Researchers at McGill, Univ. of Minnesota call for combining best of both approaches
Organic farming is widely perceived to be a healthy, more environmentally-friendly alternative to conventional agricultural techniques. But its role in providing for an increasingly crowded planet remains unclear with its merits hotly contested.
Scientists call it the "cocktail party problem." To understand the person talking to you in a noisy room, you've got to filter out all of the conversations, clinking glass, and other noises in the background.
(Chemistry professor Joe Schwarcz): Fake! Fake! Fake! Fake blueberries, fake cosmetics, fake fish, fake drugs, fake pesticides, fake science, fake experts. It is the Age of Fakery. Phony blueberries may not have a big impact on health, but counterfeit malaria drugs can have devastating consequences. And what's the motivation behind the extensive fakery? What else? Money...

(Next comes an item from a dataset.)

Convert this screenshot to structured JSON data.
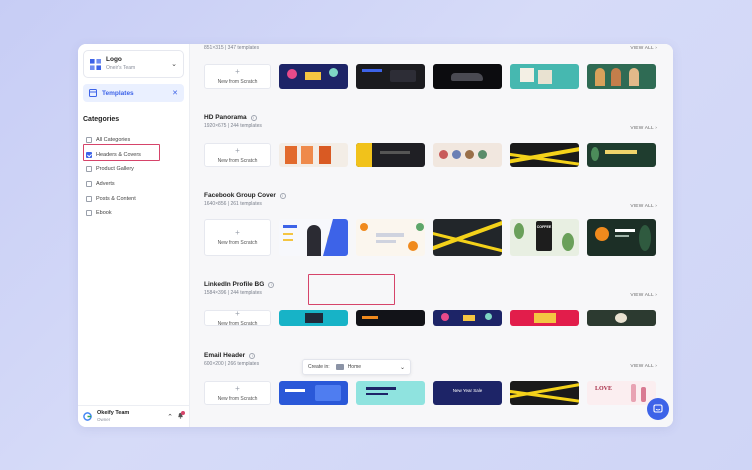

The McGill University and Génome Québec Innovation Centre is pleased to announce that they have been awarded funding totalling $7.6 million over a two-year period from Genome Canada’s 2010 Competition. This award, a record for Québec, will fund the operations of the Innovation Centre as well as the services offered to scientific communities in Québec, the rest of Canada and around the world.
A current controversy raging in evolutionary biology is about whether adaptation to new environments is the result of many genes, each of relatively small effect, or just a few genes of large effect. A new study published in Molecular Ecology by McGill biologist Andrew Hendry and a colleague from Basel University strongly supports the first “many-small” hypothesis.
Results provide fresh support for Einstein’s cosmological constant